But enough gloom. Let’s reflect back on last night, and see how Halloween went over.
You’ll remember from a previous posting that, despite our best efforts, my wife and I had been forced to accept potirons (a winter squash) instead of pumpkins for carving. We had bought a large one for ourselves, and were somewhat surprised when we were given a Hungarian blue variety. In any case, I persevered, and wound up with this:
Last night we put Jack out on the front steps, with a candle burning inside, and turned on the exterior light so that young trick-or-treaters would know that we were open for business.

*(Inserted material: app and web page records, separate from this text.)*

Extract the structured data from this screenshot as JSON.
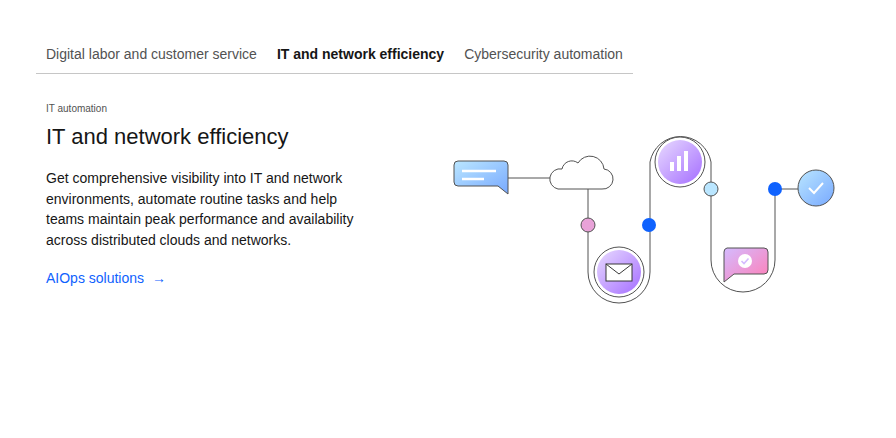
{
  "tabs": [
    {
      "label": "Digital labor and customer service",
      "selected": false
    },
    {
      "label": "IT and network efficiency",
      "selected": true
    },
    {
      "label": "Cybersecurity automation",
      "selected": false
    }
  ],
  "panel": {
    "eyebrow": "IT automation",
    "heading": "IT and network efficiency",
    "description": "Get comprehensive visibility into IT and network environments, automate routine tasks and help teams maintain peak performance and availability across distributed clouds and networks.",
    "link": {
      "label": "AIOps solutions",
      "arrow": "→"
    }
  }
}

But just before dark fell, we visited with our English friends in their holiday home near our house, and saw how their children had been transforming the smaller potirons we had given them. The cutting wasn’t easy, because those potiron shells are tough, but the kids had definitely made progress. Here is their son’s version, which he proudly made all by himself:
As for their daughter’s version, she did the design, while I helped out with the carving. And I think it turned out quite well. (In fact, she liked it so much that she carried it around with her while trick-or-treating, held up by a string handle.) Have a look:
As a final head shot, here’s what I looked like last night as I was handing out candies (individually wrapped chocolate bars, and individually wrapped chocolate-covered cookies) to the trick-or-treaters at our front door:
And now for the kids. The first lot showed up early, as the youngest usually do, just after 5:30 p.m. The bulk of the visits were done by 7:45, and things went quiet. Finally, four girls showed up at 9:45 or so, and were lucky that we had any candies left at all.
Total headcount: 23, which I think is pretty respectable in a small French village without a long Halloween tradition. But then as I often say, the fun never stops in Daglan.